They searched for 1 percent improvements in tiny areas that were overlooked by almost everyone else: discovering the pillow that offered the best sleep and taking it with them to hotels, testing for the most effective type of massage gel, and teaching riders the best way to wash their hands to avoid infection. They searched for 1 percent improvements everywhere.Brailsford believed that if they could successfully execute this strategy, then Team Sky would be in a position to win the Tour de France in five years time.

He was wrong. They won it in three years.

The author points out that it can go the other way too. If small, almost imperceptible changes can take you towards your goal, little slides back can take you away:

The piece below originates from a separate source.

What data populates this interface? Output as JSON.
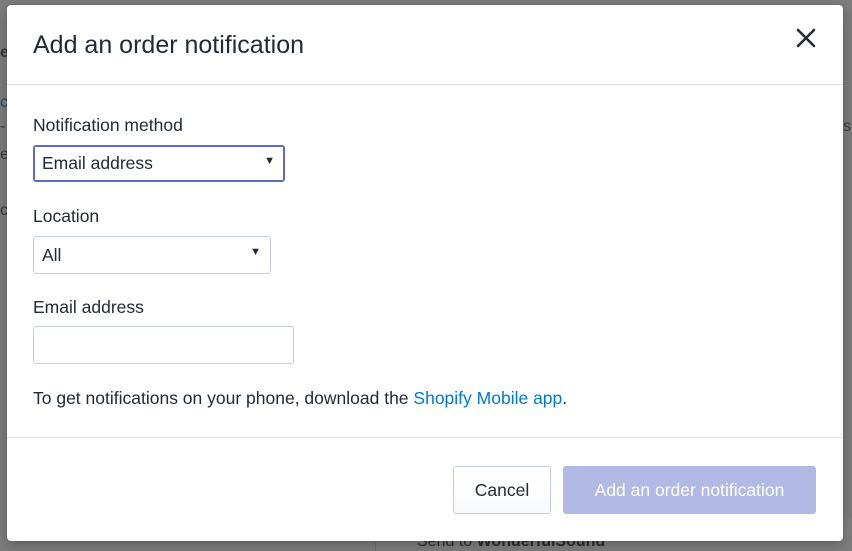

In the beginning, there is basically no difference between making a choice that is 1 percent better or 1 percent worse. (In other words, it won’t impact you very much today.) But as time goes on, these small improvements or declines compound and you suddenly find a very big gap between people who make slightly better decisions on a daily basis and those who don’t. This is why small choices … don’t make much of a difference at the time, but add up over the long-term.

This post came to my attention on my Precision Nutrition Team’s Facebook group.  This idea of marginal gains and small decisions is one of the main principles behind the Lean Eating program.  And it’s working for me.

When I say it’s working, I mean I feel good about what I’m doing. I haven’t seen dramatic changes since January, but I do feel more comfortable with my workouts and I’m achieving what I wanted to achieve food-wise–intuitive eating with a few tweaks on the nutrition front.

This approach also works for me in other areas of my life. If I have a stack of grading, it’s much easier on me to approach it a few papers at a time rather than in a marathon grading session.  If I have writing to do, I can produce better pages in shorter order if I set aside 20-30 minutes a day to write than if I wait until I find that elusive stretch of uninterrupted time in my calendar.

With my running, I’ve increased my distance with the marginal gains idea.  In January I hadn’t ever covered more than 6K.  Now, 6K is a short run. I’ve gone as far as 13K at one time.  Maybe not yet a half marathon, but 3K more than I need to be able to do for the running portion of my Olympic distance triathlon.  I’ve also improved my swim times over the past few months by just showing up at the pool for the group training.

This approach feels almost effortless, which is why I like it so much.  And it’s a good reminder that things can get better as marginal gains accumulate, or worse as marginal losses add up.

Where can you make a marginal gain today?